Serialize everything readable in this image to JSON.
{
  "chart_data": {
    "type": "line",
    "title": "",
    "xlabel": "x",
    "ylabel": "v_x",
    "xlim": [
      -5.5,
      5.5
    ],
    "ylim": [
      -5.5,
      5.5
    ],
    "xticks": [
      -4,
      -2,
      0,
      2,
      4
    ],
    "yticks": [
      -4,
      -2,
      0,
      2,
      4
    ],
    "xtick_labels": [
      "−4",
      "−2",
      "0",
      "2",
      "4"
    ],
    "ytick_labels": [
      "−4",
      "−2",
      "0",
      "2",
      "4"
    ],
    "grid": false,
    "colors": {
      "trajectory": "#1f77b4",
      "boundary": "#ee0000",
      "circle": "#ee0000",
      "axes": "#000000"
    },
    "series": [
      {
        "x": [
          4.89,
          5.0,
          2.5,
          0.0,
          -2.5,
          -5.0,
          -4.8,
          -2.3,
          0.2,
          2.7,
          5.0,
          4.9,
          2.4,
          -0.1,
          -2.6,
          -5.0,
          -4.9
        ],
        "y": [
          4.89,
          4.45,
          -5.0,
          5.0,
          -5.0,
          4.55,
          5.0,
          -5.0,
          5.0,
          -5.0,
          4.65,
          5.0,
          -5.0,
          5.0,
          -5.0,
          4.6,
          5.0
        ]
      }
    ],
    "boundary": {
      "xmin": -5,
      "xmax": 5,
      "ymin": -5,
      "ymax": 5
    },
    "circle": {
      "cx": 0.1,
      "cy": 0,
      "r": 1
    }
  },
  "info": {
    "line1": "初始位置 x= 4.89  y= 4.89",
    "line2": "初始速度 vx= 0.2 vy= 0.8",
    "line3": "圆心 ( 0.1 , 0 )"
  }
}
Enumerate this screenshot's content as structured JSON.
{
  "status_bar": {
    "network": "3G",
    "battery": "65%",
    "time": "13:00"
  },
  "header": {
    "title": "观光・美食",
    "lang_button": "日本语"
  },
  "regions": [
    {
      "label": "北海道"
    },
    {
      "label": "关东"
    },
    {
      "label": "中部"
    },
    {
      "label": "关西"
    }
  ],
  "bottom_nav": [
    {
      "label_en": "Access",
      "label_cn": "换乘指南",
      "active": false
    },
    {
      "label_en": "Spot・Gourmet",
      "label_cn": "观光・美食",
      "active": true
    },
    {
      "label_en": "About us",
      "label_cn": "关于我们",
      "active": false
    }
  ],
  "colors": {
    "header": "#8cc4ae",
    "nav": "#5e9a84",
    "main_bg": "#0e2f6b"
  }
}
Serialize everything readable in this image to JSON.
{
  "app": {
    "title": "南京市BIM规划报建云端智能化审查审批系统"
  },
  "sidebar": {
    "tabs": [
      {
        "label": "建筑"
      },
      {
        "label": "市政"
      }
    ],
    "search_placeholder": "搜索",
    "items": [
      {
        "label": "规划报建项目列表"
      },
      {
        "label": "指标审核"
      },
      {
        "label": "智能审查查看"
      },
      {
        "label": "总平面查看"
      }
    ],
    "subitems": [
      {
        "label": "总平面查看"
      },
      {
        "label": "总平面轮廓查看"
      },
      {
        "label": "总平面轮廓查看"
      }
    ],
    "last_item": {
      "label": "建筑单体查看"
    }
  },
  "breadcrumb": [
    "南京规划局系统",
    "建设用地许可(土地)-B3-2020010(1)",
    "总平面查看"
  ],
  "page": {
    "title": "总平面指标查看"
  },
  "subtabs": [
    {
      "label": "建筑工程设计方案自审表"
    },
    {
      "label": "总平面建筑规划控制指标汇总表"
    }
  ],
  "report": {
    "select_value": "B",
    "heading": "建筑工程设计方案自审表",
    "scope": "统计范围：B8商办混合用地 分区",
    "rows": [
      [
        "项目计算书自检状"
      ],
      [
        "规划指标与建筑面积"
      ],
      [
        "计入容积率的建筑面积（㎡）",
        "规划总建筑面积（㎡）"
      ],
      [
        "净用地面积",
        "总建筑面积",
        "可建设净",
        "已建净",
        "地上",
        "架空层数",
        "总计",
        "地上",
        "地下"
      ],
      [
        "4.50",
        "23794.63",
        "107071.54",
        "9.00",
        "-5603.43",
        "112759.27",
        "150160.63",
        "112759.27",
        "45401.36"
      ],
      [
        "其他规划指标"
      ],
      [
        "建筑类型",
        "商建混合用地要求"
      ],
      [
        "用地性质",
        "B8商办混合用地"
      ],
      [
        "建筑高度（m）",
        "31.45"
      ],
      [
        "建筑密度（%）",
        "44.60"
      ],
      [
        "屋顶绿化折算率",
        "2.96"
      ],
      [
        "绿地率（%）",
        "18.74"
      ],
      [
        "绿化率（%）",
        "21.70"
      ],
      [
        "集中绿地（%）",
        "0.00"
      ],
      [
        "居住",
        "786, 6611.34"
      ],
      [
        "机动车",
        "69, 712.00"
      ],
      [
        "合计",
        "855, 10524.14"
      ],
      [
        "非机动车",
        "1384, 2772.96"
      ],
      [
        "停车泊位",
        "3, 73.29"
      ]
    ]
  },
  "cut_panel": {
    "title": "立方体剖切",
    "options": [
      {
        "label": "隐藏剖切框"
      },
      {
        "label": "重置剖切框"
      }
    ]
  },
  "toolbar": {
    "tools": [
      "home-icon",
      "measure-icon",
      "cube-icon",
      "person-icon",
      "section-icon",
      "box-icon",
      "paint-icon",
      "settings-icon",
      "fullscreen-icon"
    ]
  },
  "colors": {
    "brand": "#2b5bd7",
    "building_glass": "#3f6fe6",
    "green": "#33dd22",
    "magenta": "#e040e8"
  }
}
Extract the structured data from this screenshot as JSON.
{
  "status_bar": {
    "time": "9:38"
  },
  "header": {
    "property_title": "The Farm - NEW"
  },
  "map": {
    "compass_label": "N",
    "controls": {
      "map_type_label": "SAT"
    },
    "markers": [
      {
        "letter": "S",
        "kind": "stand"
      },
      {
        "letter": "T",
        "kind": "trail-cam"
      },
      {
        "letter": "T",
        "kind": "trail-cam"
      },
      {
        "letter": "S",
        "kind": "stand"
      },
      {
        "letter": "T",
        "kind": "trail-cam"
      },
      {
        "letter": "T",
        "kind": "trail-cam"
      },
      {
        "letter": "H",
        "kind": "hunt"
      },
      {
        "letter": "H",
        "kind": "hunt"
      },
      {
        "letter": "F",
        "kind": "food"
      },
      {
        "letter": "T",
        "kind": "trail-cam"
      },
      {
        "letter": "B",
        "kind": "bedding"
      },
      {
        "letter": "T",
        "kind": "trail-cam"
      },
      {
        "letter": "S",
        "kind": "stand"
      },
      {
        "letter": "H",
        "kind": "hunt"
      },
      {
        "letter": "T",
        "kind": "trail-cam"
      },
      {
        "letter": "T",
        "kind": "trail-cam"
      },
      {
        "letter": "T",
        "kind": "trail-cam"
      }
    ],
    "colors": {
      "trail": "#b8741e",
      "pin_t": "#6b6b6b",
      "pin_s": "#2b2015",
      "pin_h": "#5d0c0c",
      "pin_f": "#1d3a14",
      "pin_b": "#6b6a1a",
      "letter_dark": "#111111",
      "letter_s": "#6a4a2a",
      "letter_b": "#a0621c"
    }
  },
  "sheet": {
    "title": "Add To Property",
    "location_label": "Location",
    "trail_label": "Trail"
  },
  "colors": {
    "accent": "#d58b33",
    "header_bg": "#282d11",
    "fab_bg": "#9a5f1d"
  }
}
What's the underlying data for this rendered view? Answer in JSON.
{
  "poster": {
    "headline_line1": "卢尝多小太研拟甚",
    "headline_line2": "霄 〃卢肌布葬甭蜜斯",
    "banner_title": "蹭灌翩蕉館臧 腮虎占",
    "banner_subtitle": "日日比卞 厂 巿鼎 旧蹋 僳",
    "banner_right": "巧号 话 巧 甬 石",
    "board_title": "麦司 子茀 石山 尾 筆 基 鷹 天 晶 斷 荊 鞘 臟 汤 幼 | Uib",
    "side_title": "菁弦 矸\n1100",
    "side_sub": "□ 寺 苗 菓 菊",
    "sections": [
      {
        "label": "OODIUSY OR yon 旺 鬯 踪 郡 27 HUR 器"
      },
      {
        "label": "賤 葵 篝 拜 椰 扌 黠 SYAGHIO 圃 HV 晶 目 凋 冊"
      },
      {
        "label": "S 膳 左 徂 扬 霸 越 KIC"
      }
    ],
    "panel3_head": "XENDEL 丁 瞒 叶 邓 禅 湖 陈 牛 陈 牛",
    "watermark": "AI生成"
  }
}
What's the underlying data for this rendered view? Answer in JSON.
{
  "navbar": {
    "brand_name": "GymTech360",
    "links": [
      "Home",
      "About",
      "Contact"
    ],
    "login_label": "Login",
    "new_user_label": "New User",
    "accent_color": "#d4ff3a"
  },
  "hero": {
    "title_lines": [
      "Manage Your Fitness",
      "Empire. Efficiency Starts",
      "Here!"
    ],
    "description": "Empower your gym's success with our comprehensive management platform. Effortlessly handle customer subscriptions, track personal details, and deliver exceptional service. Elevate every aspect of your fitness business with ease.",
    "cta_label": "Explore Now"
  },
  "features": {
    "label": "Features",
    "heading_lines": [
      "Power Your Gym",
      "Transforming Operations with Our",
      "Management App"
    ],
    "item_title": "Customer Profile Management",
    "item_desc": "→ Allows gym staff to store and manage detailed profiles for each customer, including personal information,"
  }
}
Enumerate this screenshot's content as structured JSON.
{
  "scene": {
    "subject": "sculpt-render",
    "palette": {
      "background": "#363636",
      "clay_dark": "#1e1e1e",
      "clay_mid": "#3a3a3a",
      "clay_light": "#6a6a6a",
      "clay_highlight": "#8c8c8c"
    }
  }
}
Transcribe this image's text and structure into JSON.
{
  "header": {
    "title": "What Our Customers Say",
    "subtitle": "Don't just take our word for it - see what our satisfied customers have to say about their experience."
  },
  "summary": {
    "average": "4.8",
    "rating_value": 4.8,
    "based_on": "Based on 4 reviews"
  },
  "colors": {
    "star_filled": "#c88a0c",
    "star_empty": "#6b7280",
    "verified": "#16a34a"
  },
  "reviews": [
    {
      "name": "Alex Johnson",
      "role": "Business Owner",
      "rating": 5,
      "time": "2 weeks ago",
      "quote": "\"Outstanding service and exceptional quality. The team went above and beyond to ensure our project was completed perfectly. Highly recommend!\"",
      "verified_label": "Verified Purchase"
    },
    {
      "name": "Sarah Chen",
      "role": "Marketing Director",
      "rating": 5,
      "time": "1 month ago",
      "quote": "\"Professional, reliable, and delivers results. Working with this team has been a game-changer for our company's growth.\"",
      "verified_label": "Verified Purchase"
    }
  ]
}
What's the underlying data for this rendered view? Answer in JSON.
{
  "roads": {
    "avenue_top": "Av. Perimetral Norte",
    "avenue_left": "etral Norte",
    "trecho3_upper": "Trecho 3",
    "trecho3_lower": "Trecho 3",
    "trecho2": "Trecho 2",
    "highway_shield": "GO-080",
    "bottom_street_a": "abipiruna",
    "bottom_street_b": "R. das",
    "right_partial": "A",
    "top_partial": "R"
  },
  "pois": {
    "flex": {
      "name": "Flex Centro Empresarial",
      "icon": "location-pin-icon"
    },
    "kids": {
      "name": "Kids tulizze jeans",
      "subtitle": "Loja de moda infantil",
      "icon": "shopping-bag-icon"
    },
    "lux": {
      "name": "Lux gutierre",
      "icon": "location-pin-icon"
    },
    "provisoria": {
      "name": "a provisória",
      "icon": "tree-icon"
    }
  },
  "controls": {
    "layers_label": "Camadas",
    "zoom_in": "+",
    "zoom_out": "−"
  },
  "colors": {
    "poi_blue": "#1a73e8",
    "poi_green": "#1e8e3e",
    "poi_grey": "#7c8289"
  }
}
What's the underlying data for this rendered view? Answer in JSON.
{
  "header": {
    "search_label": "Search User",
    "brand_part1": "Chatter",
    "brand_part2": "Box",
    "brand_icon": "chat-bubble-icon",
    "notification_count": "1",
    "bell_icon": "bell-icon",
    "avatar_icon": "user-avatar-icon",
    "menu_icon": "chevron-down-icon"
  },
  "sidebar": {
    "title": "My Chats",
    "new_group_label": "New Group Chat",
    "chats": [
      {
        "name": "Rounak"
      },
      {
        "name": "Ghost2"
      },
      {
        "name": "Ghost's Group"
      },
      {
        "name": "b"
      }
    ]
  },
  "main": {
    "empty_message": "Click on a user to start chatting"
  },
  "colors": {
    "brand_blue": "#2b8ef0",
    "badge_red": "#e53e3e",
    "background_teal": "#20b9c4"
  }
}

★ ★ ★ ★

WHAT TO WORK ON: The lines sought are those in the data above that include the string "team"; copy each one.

RESULT OF THIS EXERCISE:
      "quote": "\"Outstanding service and exceptional quality. The team went above and beyond to ensure our project was completed perfectly. Highly recommend!\"",
      "quote": "\"Professional, reliable, and delivers results. Working with this team has been a game-changer for our company's growth.\"",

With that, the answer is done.